Hany stated that he felt he had performed close to the best of his ability on all four stages with no called flyers or bobbles. He said that these tests simply confirmed what he had already come to believe. At short distances there was no advantage to the PMRDS and that it was slightly harder for him to track when shooting at high speed. At the longer distances there was a decided advantage in favor of the PMRDS. He emphatically noted that it was markedly easier to make slight sight corrections just prior to pressing the trigger with the dot than with the iron sights.

My thoughts on the PMRDS for concealed carriers is that with the features of some of the great new PMRDS models coming out like the Trijicon SRO and Aimpoint ACRO that there is soon going to be something for everyone. While I think concealed carriers should think long and hard about proactively engaging an active shooter in public, this distances at which this could very well take place would likely favor the use of the PMRDS. Please note that there is a distinct learning curve when it comes to using a PMRDS, and it is not uncommon for even experienced shooters to find themselves searching for the red dot when they bring the pistol up to the shooting plane (a more-or-less imaginary straight line between the eye and the desired target).

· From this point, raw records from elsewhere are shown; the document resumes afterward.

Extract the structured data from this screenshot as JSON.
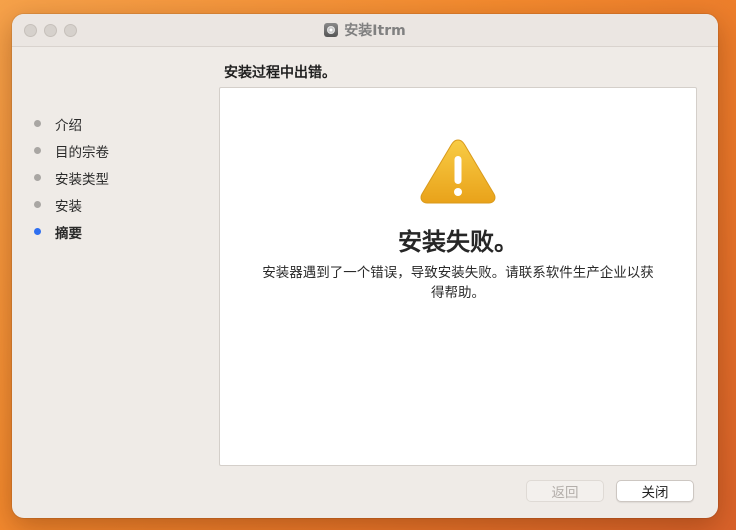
{
  "window": {
    "title": "安装Itrm"
  },
  "header": {
    "text": "安装过程中出错。"
  },
  "sidebar": {
    "steps": [
      {
        "label": "介绍",
        "active": false
      },
      {
        "label": "目的宗卷",
        "active": false
      },
      {
        "label": "安装类型",
        "active": false
      },
      {
        "label": "安装",
        "active": false
      },
      {
        "label": "摘要",
        "active": true
      }
    ]
  },
  "main": {
    "icon": "warning-icon",
    "title": "安装失败。",
    "message": "安装器遇到了一个错误，导致安装失败。请联系软件生产企业以获得帮助。"
  },
  "buttons": {
    "back_label": "返回",
    "close_label": "关闭"
  },
  "colors": {
    "accent": "#2f6ff0",
    "warning_yellow": "#f1b423",
    "desktop_orange": "#f38a2e"
  }
}
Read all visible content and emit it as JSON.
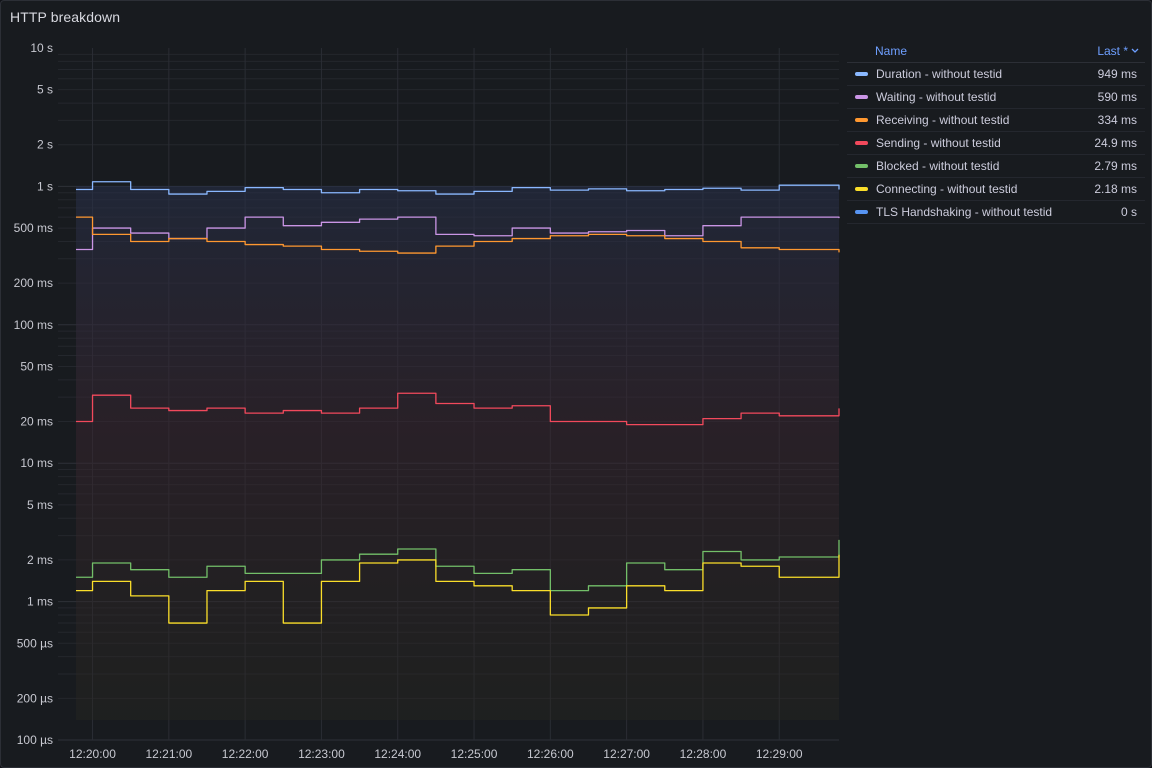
{
  "panel": {
    "title": "HTTP breakdown"
  },
  "legend": {
    "name_header": "Name",
    "last_header": "Last *",
    "sort_icon": "chevron-down-icon",
    "rows": [
      {
        "name": "Duration - without testid",
        "value": "949 ms",
        "color": "#8ab8ff"
      },
      {
        "name": "Waiting - without testid",
        "value": "590 ms",
        "color": "#ca95e5"
      },
      {
        "name": "Receiving - without testid",
        "value": "334 ms",
        "color": "#ff9830"
      },
      {
        "name": "Sending - without testid",
        "value": "24.9 ms",
        "color": "#f2495c"
      },
      {
        "name": "Blocked - without testid",
        "value": "2.79 ms",
        "color": "#73bf69"
      },
      {
        "name": "Connecting - without testid",
        "value": "2.18 ms",
        "color": "#fade2a"
      },
      {
        "name": "TLS Handshaking - without testid",
        "value": "0 s",
        "color": "#5794f2"
      }
    ]
  },
  "chart_data": {
    "type": "line",
    "yscale": "log",
    "ylim_seconds": [
      0.0001,
      10
    ],
    "y_ticks": [
      {
        "label": "10 s",
        "value": 10
      },
      {
        "label": "5 s",
        "value": 5
      },
      {
        "label": "2 s",
        "value": 2
      },
      {
        "label": "1 s",
        "value": 1
      },
      {
        "label": "500 ms",
        "value": 0.5
      },
      {
        "label": "200 ms",
        "value": 0.2
      },
      {
        "label": "100 ms",
        "value": 0.1
      },
      {
        "label": "50 ms",
        "value": 0.05
      },
      {
        "label": "20 ms",
        "value": 0.02
      },
      {
        "label": "10 ms",
        "value": 0.01
      },
      {
        "label": "5 ms",
        "value": 0.005
      },
      {
        "label": "2 ms",
        "value": 0.002
      },
      {
        "label": "1 ms",
        "value": 0.001
      },
      {
        "label": "500 µs",
        "value": 0.0005
      },
      {
        "label": "200 µs",
        "value": 0.0002
      },
      {
        "label": "100 µs",
        "value": 0.0001
      }
    ],
    "x_ticks": [
      "12:20:00",
      "12:21:00",
      "12:22:00",
      "12:23:00",
      "12:24:00",
      "12:25:00",
      "12:26:00",
      "12:27:00",
      "12:28:00",
      "12:29:00"
    ],
    "x_range": [
      "12:19:47",
      "12:29:47"
    ],
    "grid": true,
    "legend_placement": "right",
    "series": [
      {
        "name": "Duration - without testid",
        "color": "#8ab8ff",
        "x": [
          "12:19:47",
          "12:20:00",
          "12:20:30",
          "12:21:00",
          "12:21:30",
          "12:22:00",
          "12:22:30",
          "12:23:00",
          "12:23:30",
          "12:24:00",
          "12:24:30",
          "12:25:00",
          "12:25:30",
          "12:26:00",
          "12:26:30",
          "12:27:00",
          "12:27:30",
          "12:28:00",
          "12:28:30",
          "12:29:00",
          "12:29:47"
        ],
        "y": [
          0.95,
          1.08,
          0.95,
          0.88,
          0.92,
          0.98,
          0.95,
          0.9,
          0.95,
          0.93,
          0.88,
          0.92,
          0.98,
          0.94,
          0.96,
          0.93,
          0.95,
          0.97,
          0.94,
          1.02,
          0.95
        ]
      },
      {
        "name": "Waiting - without testid",
        "color": "#ca95e5",
        "x": [
          "12:19:47",
          "12:20:00",
          "12:20:30",
          "12:21:00",
          "12:21:30",
          "12:22:00",
          "12:22:30",
          "12:23:00",
          "12:23:30",
          "12:24:00",
          "12:24:30",
          "12:25:00",
          "12:25:30",
          "12:26:00",
          "12:26:30",
          "12:27:00",
          "12:27:30",
          "12:28:00",
          "12:28:30",
          "12:29:00",
          "12:29:47"
        ],
        "y": [
          0.35,
          0.5,
          0.46,
          0.42,
          0.5,
          0.6,
          0.52,
          0.55,
          0.58,
          0.6,
          0.45,
          0.44,
          0.5,
          0.46,
          0.47,
          0.48,
          0.44,
          0.52,
          0.6,
          0.6,
          0.59
        ]
      },
      {
        "name": "Receiving - without testid",
        "color": "#ff9830",
        "x": [
          "12:19:47",
          "12:20:00",
          "12:20:30",
          "12:21:00",
          "12:21:30",
          "12:22:00",
          "12:22:30",
          "12:23:00",
          "12:23:30",
          "12:24:00",
          "12:24:30",
          "12:25:00",
          "12:25:30",
          "12:26:00",
          "12:26:30",
          "12:27:00",
          "12:27:30",
          "12:28:00",
          "12:28:30",
          "12:29:00",
          "12:29:47"
        ],
        "y": [
          0.6,
          0.45,
          0.4,
          0.42,
          0.4,
          0.38,
          0.37,
          0.35,
          0.34,
          0.33,
          0.37,
          0.4,
          0.42,
          0.44,
          0.45,
          0.44,
          0.42,
          0.4,
          0.36,
          0.35,
          0.334
        ]
      },
      {
        "name": "Sending - without testid",
        "color": "#f2495c",
        "x": [
          "12:19:47",
          "12:20:00",
          "12:20:30",
          "12:21:00",
          "12:21:30",
          "12:22:00",
          "12:22:30",
          "12:23:00",
          "12:23:30",
          "12:24:00",
          "12:24:30",
          "12:25:00",
          "12:25:30",
          "12:26:00",
          "12:26:30",
          "12:27:00",
          "12:27:30",
          "12:28:00",
          "12:28:30",
          "12:29:00",
          "12:29:47"
        ],
        "y": [
          0.02,
          0.031,
          0.025,
          0.024,
          0.025,
          0.023,
          0.024,
          0.023,
          0.025,
          0.032,
          0.027,
          0.025,
          0.026,
          0.02,
          0.02,
          0.019,
          0.019,
          0.021,
          0.023,
          0.022,
          0.0249
        ]
      },
      {
        "name": "Blocked - without testid",
        "color": "#73bf69",
        "x": [
          "12:19:47",
          "12:20:00",
          "12:20:30",
          "12:21:00",
          "12:21:30",
          "12:22:00",
          "12:22:30",
          "12:23:00",
          "12:23:30",
          "12:24:00",
          "12:24:30",
          "12:25:00",
          "12:25:30",
          "12:26:00",
          "12:26:30",
          "12:27:00",
          "12:27:30",
          "12:28:00",
          "12:28:30",
          "12:29:00",
          "12:29:47"
        ],
        "y": [
          0.0015,
          0.0019,
          0.0017,
          0.0015,
          0.0018,
          0.0016,
          0.0016,
          0.002,
          0.0022,
          0.0024,
          0.0018,
          0.0016,
          0.0017,
          0.0012,
          0.0013,
          0.0019,
          0.0017,
          0.0023,
          0.002,
          0.0021,
          0.00279
        ]
      },
      {
        "name": "Connecting - without testid",
        "color": "#fade2a",
        "x": [
          "12:19:47",
          "12:20:00",
          "12:20:30",
          "12:21:00",
          "12:21:30",
          "12:22:00",
          "12:22:30",
          "12:23:00",
          "12:23:30",
          "12:24:00",
          "12:24:30",
          "12:25:00",
          "12:25:30",
          "12:26:00",
          "12:26:30",
          "12:27:00",
          "12:27:30",
          "12:28:00",
          "12:28:30",
          "12:29:00",
          "12:29:47"
        ],
        "y": [
          0.0012,
          0.0014,
          0.0011,
          0.0007,
          0.0012,
          0.0014,
          0.0007,
          0.0014,
          0.0019,
          0.002,
          0.0014,
          0.0013,
          0.0012,
          0.0008,
          0.0009,
          0.0013,
          0.0012,
          0.0019,
          0.0018,
          0.0015,
          0.00218
        ]
      }
    ]
  }
}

I recently picked up my business partner’s Glock 19 bearing a Trijicon RMR and shot the Five-Yard Roundup drill with it cold and found myself outside of my comfort zone on some of the rapid-fire stages. Advocates of the PMRDS might correctly point out that I lack formal training with that sighting system, which is exactly my point. Concealed carriers who are unable or unwilling to invest in formal training followed by practicing are likely to experience the same thing as me.

I think it is entirely up to the concealed carrier to decide whether iron sights or the PMRDS is right for them. One huge plus in favor of the PMRDS is that may be the only way to go for some concealed carriers who have significant vision issues. At the risk of being redundant, I do think that is important to understand that going the PMRDS route will require significant practice before it can be used as well as highly visible iron sights at the distances most deadly force encounters take place, and that most concealed carriers would benefit from training under a qualified instructor.

This article first appeared on CCW Safe By Steve Moses